Data records for software interfaces
★ ★ ★ ★ ★ ★ ★

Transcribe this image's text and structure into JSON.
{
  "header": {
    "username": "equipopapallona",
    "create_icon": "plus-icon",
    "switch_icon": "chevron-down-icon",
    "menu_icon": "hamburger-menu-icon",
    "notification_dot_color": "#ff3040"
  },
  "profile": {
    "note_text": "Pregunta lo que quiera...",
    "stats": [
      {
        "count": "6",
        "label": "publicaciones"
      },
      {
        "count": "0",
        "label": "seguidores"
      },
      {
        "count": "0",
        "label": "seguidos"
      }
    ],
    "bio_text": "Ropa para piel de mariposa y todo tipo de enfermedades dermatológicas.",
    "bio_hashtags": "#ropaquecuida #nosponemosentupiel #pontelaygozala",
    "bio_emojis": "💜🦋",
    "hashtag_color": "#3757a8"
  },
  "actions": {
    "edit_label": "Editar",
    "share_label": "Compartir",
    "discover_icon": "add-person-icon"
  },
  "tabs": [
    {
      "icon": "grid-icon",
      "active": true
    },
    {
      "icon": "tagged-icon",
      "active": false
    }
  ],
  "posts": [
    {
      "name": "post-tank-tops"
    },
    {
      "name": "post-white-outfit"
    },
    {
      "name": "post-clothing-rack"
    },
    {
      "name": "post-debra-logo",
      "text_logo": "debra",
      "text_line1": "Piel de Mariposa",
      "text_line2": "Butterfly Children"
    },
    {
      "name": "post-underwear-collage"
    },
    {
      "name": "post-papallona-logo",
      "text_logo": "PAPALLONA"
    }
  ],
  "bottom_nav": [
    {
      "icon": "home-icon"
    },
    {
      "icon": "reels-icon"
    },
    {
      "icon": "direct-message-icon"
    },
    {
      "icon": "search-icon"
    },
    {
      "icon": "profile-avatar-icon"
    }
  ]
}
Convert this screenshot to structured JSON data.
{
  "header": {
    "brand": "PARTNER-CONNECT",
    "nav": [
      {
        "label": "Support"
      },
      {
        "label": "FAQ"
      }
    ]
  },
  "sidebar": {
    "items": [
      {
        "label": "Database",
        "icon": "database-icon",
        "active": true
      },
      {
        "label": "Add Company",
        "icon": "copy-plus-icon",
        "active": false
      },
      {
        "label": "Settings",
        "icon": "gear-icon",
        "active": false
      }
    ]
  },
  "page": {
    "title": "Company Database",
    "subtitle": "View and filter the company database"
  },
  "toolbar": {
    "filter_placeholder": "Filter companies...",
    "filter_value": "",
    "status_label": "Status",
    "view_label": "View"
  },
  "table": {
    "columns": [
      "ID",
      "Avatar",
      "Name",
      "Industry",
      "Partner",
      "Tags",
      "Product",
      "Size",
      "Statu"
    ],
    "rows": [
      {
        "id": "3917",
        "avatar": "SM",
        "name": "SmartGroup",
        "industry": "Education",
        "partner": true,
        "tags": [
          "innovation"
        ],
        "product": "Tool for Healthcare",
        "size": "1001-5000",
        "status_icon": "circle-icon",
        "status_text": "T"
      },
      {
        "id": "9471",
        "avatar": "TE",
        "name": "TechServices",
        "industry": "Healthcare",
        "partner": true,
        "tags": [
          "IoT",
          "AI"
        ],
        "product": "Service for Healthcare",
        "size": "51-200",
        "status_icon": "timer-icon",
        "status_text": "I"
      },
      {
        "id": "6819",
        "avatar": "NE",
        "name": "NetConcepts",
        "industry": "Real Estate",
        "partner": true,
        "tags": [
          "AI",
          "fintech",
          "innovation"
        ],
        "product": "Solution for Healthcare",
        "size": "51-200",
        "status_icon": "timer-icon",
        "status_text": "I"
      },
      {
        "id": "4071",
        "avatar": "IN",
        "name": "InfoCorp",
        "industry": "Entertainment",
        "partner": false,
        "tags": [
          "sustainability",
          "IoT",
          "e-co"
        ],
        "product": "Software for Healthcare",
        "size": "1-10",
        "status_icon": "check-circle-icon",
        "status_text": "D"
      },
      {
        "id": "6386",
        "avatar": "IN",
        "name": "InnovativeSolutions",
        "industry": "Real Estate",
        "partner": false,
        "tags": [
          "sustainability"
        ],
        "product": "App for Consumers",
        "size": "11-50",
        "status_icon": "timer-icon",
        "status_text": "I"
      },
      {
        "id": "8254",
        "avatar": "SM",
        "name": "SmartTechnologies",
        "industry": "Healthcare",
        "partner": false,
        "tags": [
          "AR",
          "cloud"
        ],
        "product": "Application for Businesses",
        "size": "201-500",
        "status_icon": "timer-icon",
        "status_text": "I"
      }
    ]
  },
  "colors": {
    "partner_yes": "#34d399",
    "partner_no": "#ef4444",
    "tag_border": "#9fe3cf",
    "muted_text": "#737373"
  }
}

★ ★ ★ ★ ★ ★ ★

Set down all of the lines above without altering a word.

Transcribe this image's text and structure into JSON.
{
  "header": {
    "username": "equipopapallona",
    "create_icon": "plus-icon",
    "switch_icon": "chevron-down-icon",
    "menu_icon": "hamburger-menu-icon",
    "notification_dot_color": "#ff3040"
  },
  "profile": {
    "note_text": "Pregunta lo que quiera...",
    "stats": [
      {
        "count": "6",
        "label": "publicaciones"
      },
      {
        "count": "0",
        "label": "seguidores"
      },
      {
        "count": "0",
        "label": "seguidos"
      }
    ],
    "bio_text": "Ropa para piel de mariposa y todo tipo de enfermedades dermatológicas.",
    "bio_hashtags": "#ropaquecuida #nosponemosentupiel #pontelaygozala",
    "bio_emojis": "💜🦋",
    "hashtag_color": "#3757a8"
  },
  "actions": {
    "edit_label": "Editar",
    "share_label": "Compartir",
    "discover_icon": "add-person-icon"
  },
  "tabs": [
    {
      "icon": "grid-icon",
      "active": true
    },
    {
      "icon": "tagged-icon",
      "active": false
    }
  ],
  "posts": [
    {
      "name": "post-tank-tops"
    },
    {
      "name": "post-white-outfit"
    },
    {
      "name": "post-clothing-rack"
    },
    {
      "name": "post-debra-logo",
      "text_logo": "debra",
      "text_line1": "Piel de Mariposa",
      "text_line2": "Butterfly Children"
    },
    {
      "name": "post-underwear-collage"
    },
    {
      "name": "post-papallona-logo",
      "text_logo": "PAPALLONA"
    }
  ],
  "bottom_nav": [
    {
      "icon": "home-icon"
    },
    {
      "icon": "reels-icon"
    },
    {
      "icon": "direct-message-icon"
    },
    {
      "icon": "search-icon"
    },
    {
      "icon": "profile-avatar-icon"
    }
  ]
}
Convert this screenshot to structured JSON data.
{
  "header": {
    "brand": "PARTNER-CONNECT",
    "nav": [
      {
        "label": "Support"
      },
      {
        "label": "FAQ"
      }
    ]
  },
  "sidebar": {
    "items": [
      {
        "label": "Database",
        "icon": "database-icon",
        "active": true
      },
      {
        "label": "Add Company",
        "icon": "copy-plus-icon",
        "active": false
      },
      {
        "label": "Settings",
        "icon": "gear-icon",
        "active": false
      }
    ]
  },
  "page": {
    "title": "Company Database",
    "subtitle": "View and filter the company database"
  },
  "toolbar": {
    "filter_placeholder": "Filter companies...",
    "filter_value": "",
    "status_label": "Status",
    "view_label": "View"
  },
  "table": {
    "columns": [
      "ID",
      "Avatar",
      "Name",
      "Industry",
      "Partner",
      "Tags",
      "Product",
      "Size",
      "Statu"
    ],
    "rows": [
      {
        "id": "3917",
        "avatar": "SM",
        "name": "SmartGroup",
        "industry": "Education",
        "partner": true,
        "tags": [
          "innovation"
        ],
        "product": "Tool for Healthcare",
        "size": "1001-5000",
        "status_icon": "circle-icon",
        "status_text": "T"
      },
      {
        "id": "9471",
        "avatar": "TE",
        "name": "TechServices",
        "industry": "Healthcare",
        "partner": true,
        "tags": [
          "IoT",
          "AI"
        ],
        "product": "Service for Healthcare",
        "size": "51-200",
        "status_icon": "timer-icon",
        "status_text": "I"
      },
      {
        "id": "6819",
        "avatar": "NE",
        "name": "NetConcepts",
        "industry": "Real Estate",
        "partner": true,
        "tags": [
          "AI",
          "fintech",
          "innovation"
        ],
        "product": "Solution for Healthcare",
        "size": "51-200",
        "status_icon": "timer-icon",
        "status_text": "I"
      },
      {
        "id": "4071",
        "avatar": "IN",
        "name": "InfoCorp",
        "industry": "Entertainment",
        "partner": false,
        "tags": [
          "sustainability",
          "IoT",
          "e-co"
        ],
        "product": "Software for Healthcare",
        "size": "1-10",
        "status_icon": "check-circle-icon",
        "status_text": "D"
      },
      {
        "id": "6386",
        "avatar": "IN",
        "name": "InnovativeSolutions",
        "industry": "Real Estate",
        "partner": false,
        "tags": [
          "sustainability"
        ],
        "product": "App for Consumers",
        "size": "11-50",
        "status_icon": "timer-icon",
        "status_text": "I"
      },
      {
        "id": "8254",
        "avatar": "SM",
        "name": "SmartTechnologies",
        "industry": "Healthcare",
        "partner": false,
        "tags": [
          "AR",
          "cloud"
        ],
        "product": "Application for Businesses",
        "size": "201-500",
        "status_icon": "timer-icon",
        "status_text": "I"
      }
    ]
  },
  "colors": {
    "partner_yes": "#34d399",
    "partner_no": "#ef4444",
    "tag_border": "#9fe3cf",
    "muted_text": "#737373"
  }
}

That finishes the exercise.